Choose Nausea or Sleepiness. Or Perhaps You’d Like Both?

The Bering Sea, with Attitude

The Bering Sea, with Attitude

Earlier in this blog I’ve confessed my darkest secret as a marine scientist: I get seasick. So my biggest fear of the Bering Sea is what the Bering Sea is fond of doing often — getting rough with the boats that dare to ply its waters. Yesterday, things got a bit rough for the Esperanza. A major front pushed through and seas kicked up from nearly flat to a confused sea state — wind-driven waves 4-5 feet heading one direction, a much larger swell, Penny the boatswain noting swells up to 12 feet, heading at a 45 degree angle. The result made for a rough ride. Awakened at 4am, I dashed up to my hideout, the video editing room, to make sure that our precious data stored inside several hard drives, were secured. I added some bungee to keep things from sliding. I tried to return to sleep, but it was fitful. Read more

I Go First

Preparing for Dive #1

Preparing for Dive #1 (Photo: Todd Warshaw)

When I used to teach marine science at Seacamp, a wonderful marine science camp in the Florida Keys, I always tried to impress upon my students (especially the ones reluctant to get into the water) that I always saw something new every time I went diving or snorkeling. This axiom has held true my entire life, but with a submarine and the deep waters it reaches, it seems that I see something new every 5 minutes. Read more

Whales Everywhere!

Humpback Whale Sounding on the Way to Pribolof Canyon

Humpback Whale Sounding on the Way to Pribolof Canyon

We departed Dutch Harbor at 4pm Alaska Time today. It’s after 11pm now, still plenty of daylight, as we head north to Pribolof Canyon for our first dive in the morning. I’ll be one of the pilots, so I hope to get some sleep soon. As we headed north away from the Aleutians, there was a steady stream of announcements from the bridge over the intercom: “Whales, port side. Whales, starboard side. Whales, off the bow.” Humpback whales in groups of ten. We also saw fin whales. Read more

The Sub Pilot Diet

The Sub Pilot Diet Stresses Pleasure

The Sub Pilot Diet Stresses Pleasure

In the 100-degree heat here in Washington, DC, the daily weather reports from Dutch Harbor, Alaska showing highs of 50 degrees seem surreal, yet in just over two weeks, that’s where I’ll be as we kick off the Bering Sea Expedition aboard Greenpeace’s magnificent ship, M/V Esperanza.
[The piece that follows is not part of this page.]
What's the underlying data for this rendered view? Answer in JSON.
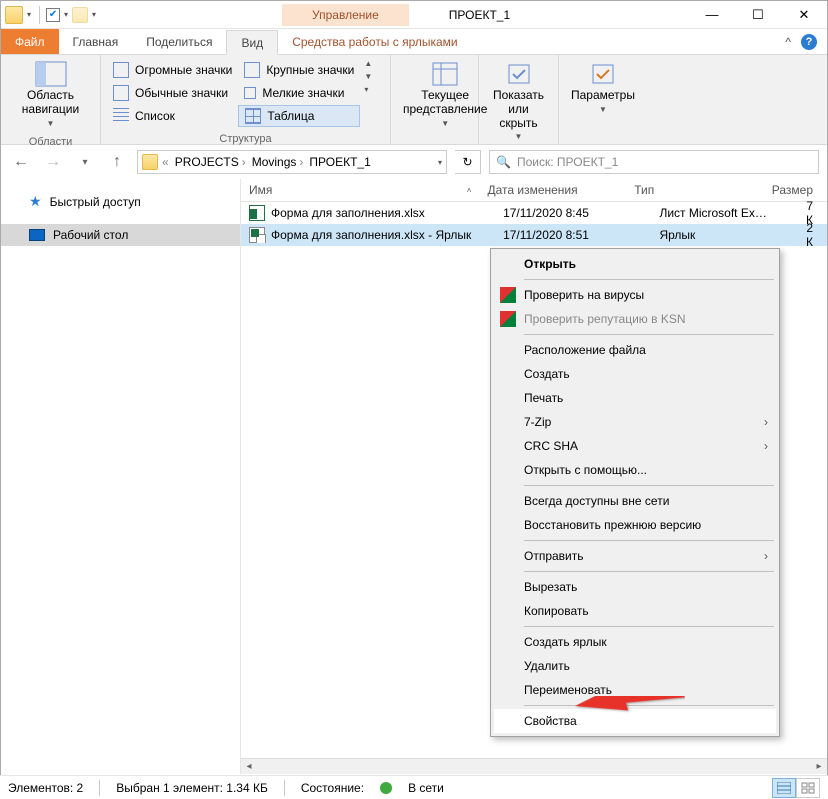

In recent years, virtually all of my time aboard ships on research expeditions has been in the Gulf of Mexico and Caribbean, so my wardrobe consisted of little more than a couple pairs of shorts and some thoughtfully-selected marine-themed T-shirts. But Alaska is different, and the Bering Sea is different still. The cool temperatures, wind, and damp chill of the fog combine to mean only one thing: Shopping. Read more

You’re an Ocean Doctor!

Ocean Doctors Like to Make Housecalls!During our long road trip to the university where my daughter would soon begin her first year, I was recounting that same period of my life and the fact that my parents had really wanted me to be a doctor….an M.D., that is. I hated to disappoint them, but I tried to explain that I wanted to pursue my true passion, marine biology.They were troubled that I’d never be able to make a “real” career out of this passing fancy, but 30 years later, I suppose I have. My daughter chimed in, “But you are a doctor. You’re an ocean doctor!” Funny, but I had never thought of it that way. Yet I have spent much of my career studying and diagnosing what ails the oceans and advocating policies to heal them. So I looked at her and said, “I like that. I think I might use that some day.” So, here it is — please accept my warmest welcome to OceanDoctor’s blog, dedicated to the wonder of the oceans, being true to your dreams, and, of course, my daughter.

David